We’ve isolated the 8 most common mistakes that people make in pre-production to help you get the most out of the planning period, and avoid costly (and time-consuming) mistakes in the long run.
1. Forgetting expensive details when creating the budget.
Often people rush through the budgeting process, and forget details which can cause them to run well over budget later. If you’re making a proposal to your boss, team, or a client, you have to be meticulous with budgeting for exactly that reason—so don’t cheat yourself by not being careful when you’re producing your own videos.
Your budget should include every piece of equipment needed, every person you’ll have to pay, every incidental (such as accommodation, travel, food), and a variety of other costs.
2. Skipping market research.
You may think you know your market backwards and forwards, but for each new substantial marketing effort it will be worth your time to gauge how your audience might respond. This can be as simple as looking to see how other videos similar to your video concept have fared with your target audience. Use analytics from your previous videos as a quick resource to check out what’s working for your target audience and what isn’t. Two hours of research can make the difference between a video that wins or one that bombs.
3. Going in without a paddle.
First-timers often think that ad-lib videos, especially with company staff, are more likely to feel spontaneous and real. This can be true, but you should always have a backup script or, at the very least, a set of bullet-pointed topics to cover in case your subject loses his or her nerve in front of the camera.
4. Not building a storyboard.
A storyboard is a document, either on paper or created with specialized software, that lays out very clearly all the shots you’ll need for your video, and all the transitions in between. Having a storyboard helps you get everything you need during the production process, saving you from having to schedule reshoots to capture things you missed. It also tells the editor precisely what’s required during post-production, helping the process run as efficiently as possible.
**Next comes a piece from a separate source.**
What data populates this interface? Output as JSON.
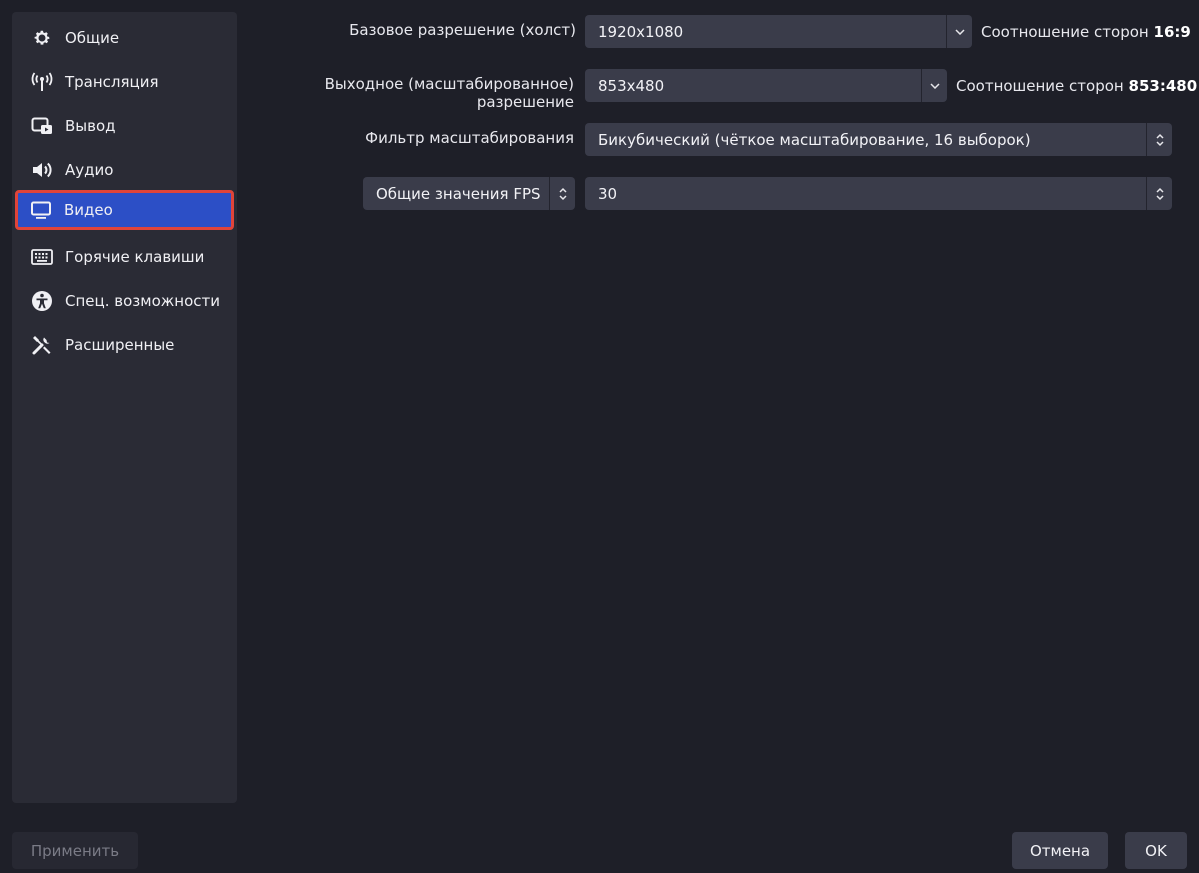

5. Expecting to arrange production equipment/resources at the last minute.
I can’t count the number of times someone on one of my production teams assumed they could borrow a piece of equipment, only to find out the night before that the owner was out of town/using it already/had broken it. This, of course, leads to delays and expensive last-minute rentals. To be on the safe side, arrange lending and rentals of your equipment and space well ahead of time.
6. Not setting clear project objectives.
From the outset, you should know exactly what your video is trying to do or say. “Make a really cool video about our product” isn’t specific enough, and when you’re explaining the video’s goals to the production team, they’re not going to be able to easily decide how to make it happen. Instead, have a specific video objective such as “Demonstrate the newest feature of our mobile app by showing it in action and providing two customer testimonials.”
7. Having a loose production schedule.
A common mistake, particularly in busy teams, is to have a “do it when we get to it” mentality about producing video content. Sometimes this works, depending on content, but often you end up actually wasting time by not coordinating production resources effectively.
To avoid this, take a few minutes to set specific deadlines for stages in the production process and make them public with the entire production team. That will help you stay accountable to those goals. In the end, this will be more timely and cost-effective than producing a video with an hour here and an hour there, because you can get everyone working together at once to get it done.
8. Skipping the all-important pre-production meeting.
The pre-production meeting is one of the first things to happen once the planning process is finished. This is where you lay out roles and expectations for everyone on the production team, discuss and agree on the production schedule and determine deadlines, give out a contact sheet and production schedule to everyone involved, and answer questions. Skipping this will almost certainly lead to some kind of confusion down the line, so don’t leave it out.
Have anything to add or ask us? Try us at @SproutVideo or leave a comment below!